Content starts

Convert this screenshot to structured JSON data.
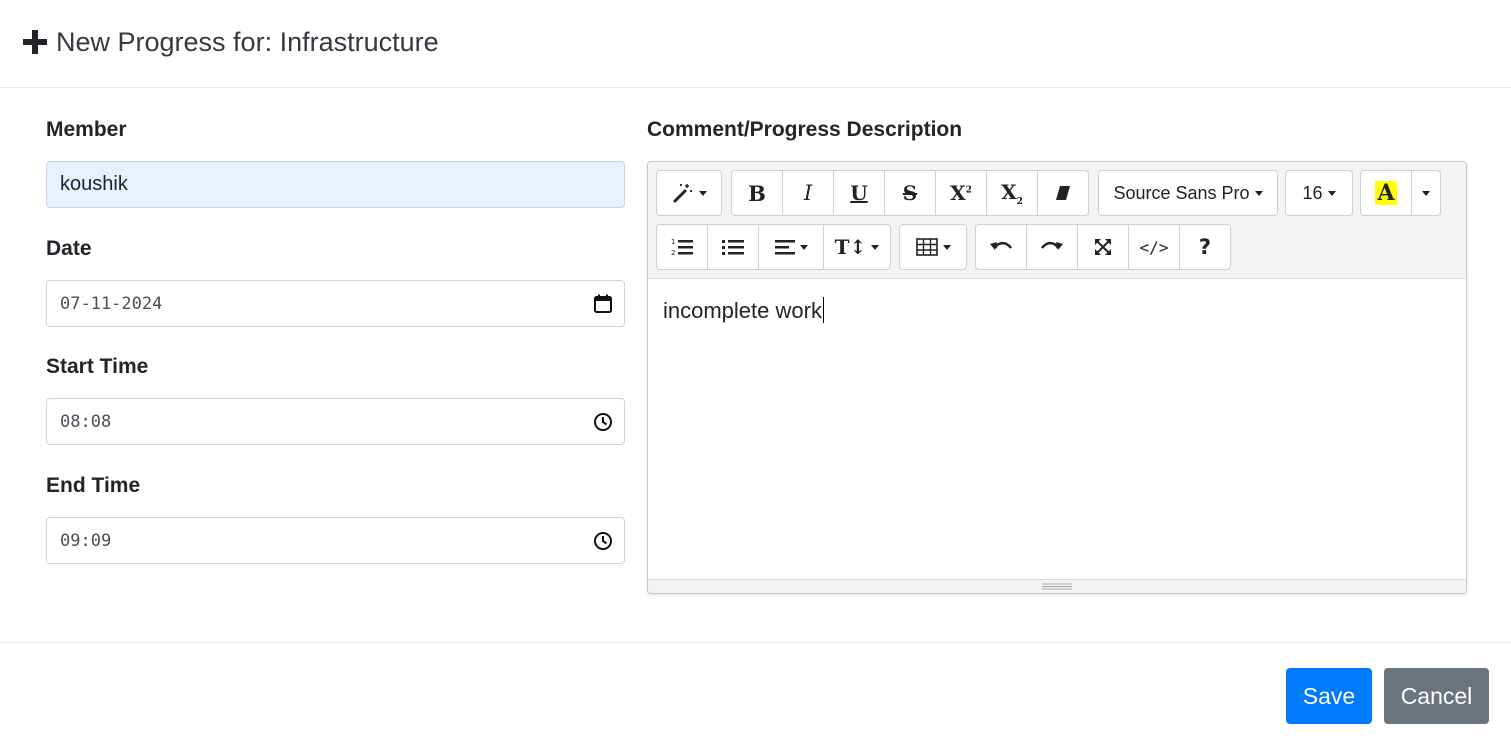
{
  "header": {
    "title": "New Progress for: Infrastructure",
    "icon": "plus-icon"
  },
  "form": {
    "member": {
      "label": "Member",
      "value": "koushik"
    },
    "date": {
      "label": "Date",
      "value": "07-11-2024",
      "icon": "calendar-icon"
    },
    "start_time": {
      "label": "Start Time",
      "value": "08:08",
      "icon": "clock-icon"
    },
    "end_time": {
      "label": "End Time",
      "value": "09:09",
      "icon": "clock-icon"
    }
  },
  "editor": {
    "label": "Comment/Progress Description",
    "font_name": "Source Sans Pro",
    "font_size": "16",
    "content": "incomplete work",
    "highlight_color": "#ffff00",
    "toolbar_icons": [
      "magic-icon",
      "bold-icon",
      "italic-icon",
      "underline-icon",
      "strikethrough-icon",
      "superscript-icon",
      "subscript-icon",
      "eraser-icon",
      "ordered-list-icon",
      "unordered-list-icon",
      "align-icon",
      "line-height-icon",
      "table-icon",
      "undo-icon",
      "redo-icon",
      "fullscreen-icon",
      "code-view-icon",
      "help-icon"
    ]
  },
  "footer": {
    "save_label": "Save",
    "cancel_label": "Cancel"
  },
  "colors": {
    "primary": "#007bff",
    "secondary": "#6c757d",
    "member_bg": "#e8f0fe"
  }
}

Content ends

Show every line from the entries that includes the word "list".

      "ordered-list-icon",
      "unordered-list-icon",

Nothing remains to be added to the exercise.